It is so refreshing and inspiring to come across an artist with such a playful and creative catalogue as S. M. Samsu. Not bound to the western conventions of perspective or the intellectual blind alley of westen post war art, Samsu’s work sparkles with artistic freedom and the joy of painting. Of course Samsu is established within the genre of Bangladeshi rickshaw art, but he lifts the genre to new heights with his colourful symphony of animals, birds and people. Especially his paintings where animals take the place of people, as in his “Rickshaw workshop” and “school”, are just so playful and surreal they instantly make the viewer smile.
The images are taken from rickshaw-paint.net, where artwork by S. M. Samsu and other Bangladeshi rickshaw painters can be bought.

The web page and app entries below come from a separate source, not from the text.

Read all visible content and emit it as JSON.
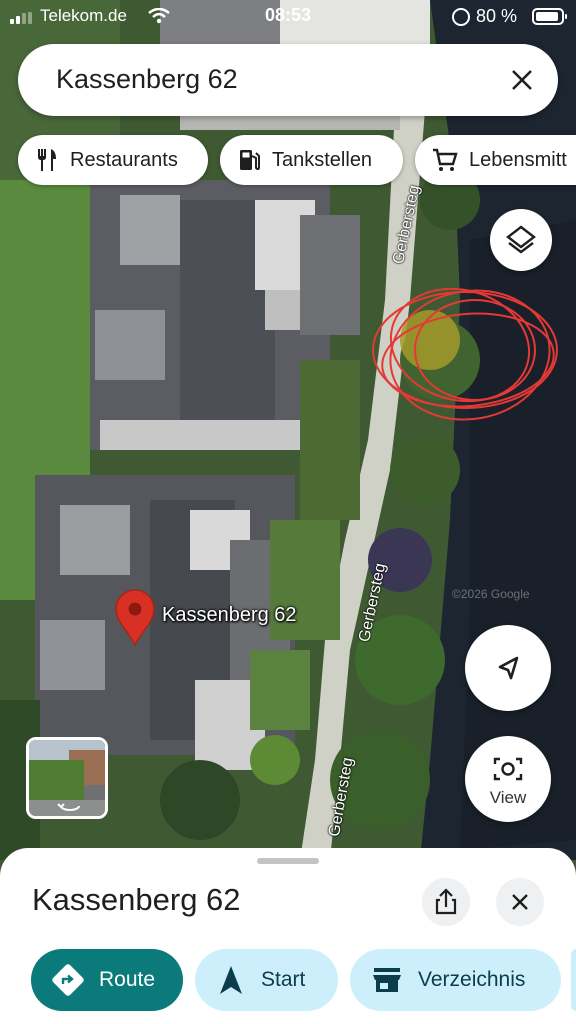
{
  "status": {
    "carrier": "Telekom.de",
    "time": "08:53",
    "battery": "80 %"
  },
  "search": {
    "query": "Kassenberg 62"
  },
  "chips": [
    {
      "label": "Restaurants",
      "icon": "fork-knife-icon"
    },
    {
      "label": "Tankstellen",
      "icon": "gas-station-icon"
    },
    {
      "label": "Lebensmitt",
      "icon": "shopping-cart-icon"
    }
  ],
  "map": {
    "pin_label": "Kassenberg 62",
    "road_labels": [
      "Gerbersteg",
      "Gerbersteg",
      "Gerbersteg"
    ],
    "watermark": "©2026 Google"
  },
  "controls": {
    "view_label": "View"
  },
  "sheet": {
    "title": "Kassenberg 62",
    "actions": [
      {
        "label": "Route",
        "icon": "directions-icon"
      },
      {
        "label": "Start",
        "icon": "navigation-arrow-icon"
      },
      {
        "label": "Verzeichnis",
        "icon": "storefront-icon"
      }
    ]
  },
  "colors": {
    "route_button": "#0b7a7a",
    "tonal_button": "#cdeffb",
    "pin": "#d93025",
    "annotation": "#e53935"
  }
}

The fascinating still life portraits of Guiseppe Arcimboldo were largely forgotten in the centuries following his death – until his rediscovery in the 20th century by modernist and surrealist painters such as Picasso and Salvador Dali. How could it happen that such a brilliant and original artist almost vanished from the annals of art history? The Renaissance was marked by a fascination with riddles, puzzles, and the bizarre, which is also evident in the art of his Arcimboldo’s contemporaries, such as Hieronymus Bosch and Peter Bruegel. As the Renaissance faded into Baroque and Rococo this fascination was gradually replaced by esthetic indulgence and dramatic displays, plump women and lavish interiors. In the meantime Prague, where Archimboldo had spent most of his life as a painter for the Habsburg court, was sacked by the Swedish army in 1648, and his work spread across Europe. Arcimboldo’s assembled portraits are playful, but also scientific in their representation of nature. He was certainly an eccentric, but his absurd, yet analytical portraits still capture us almost five hundred years later. For those wanting to read more about Arcimboldo, there is a great article about him at rhetoricaldeivice.com
The South Ndebele People of Southern Africa have the amazing tradition of painting their houses with brightly coloured geometric designs. The custom started after the Ndebele moved from straw huts to mud-walled houses in the mid 1800s. The loss of the 1883 war with the neighbouring Boer settlers brought hardship and repression for the Ndbele. Their symbolic art is said to have taken form during this harsh period, as a subtle language of cultural resistance which went undetected by the Boers.
Esther Mahlangu has become world famous as a master of the Ndebele painting style. Since being discovered by a team of french culture and art researchers in the mid eighties, she has done commissioned work across the world, including an art car for BMW in 1991. More recently she has also decorated the new Fiat 500.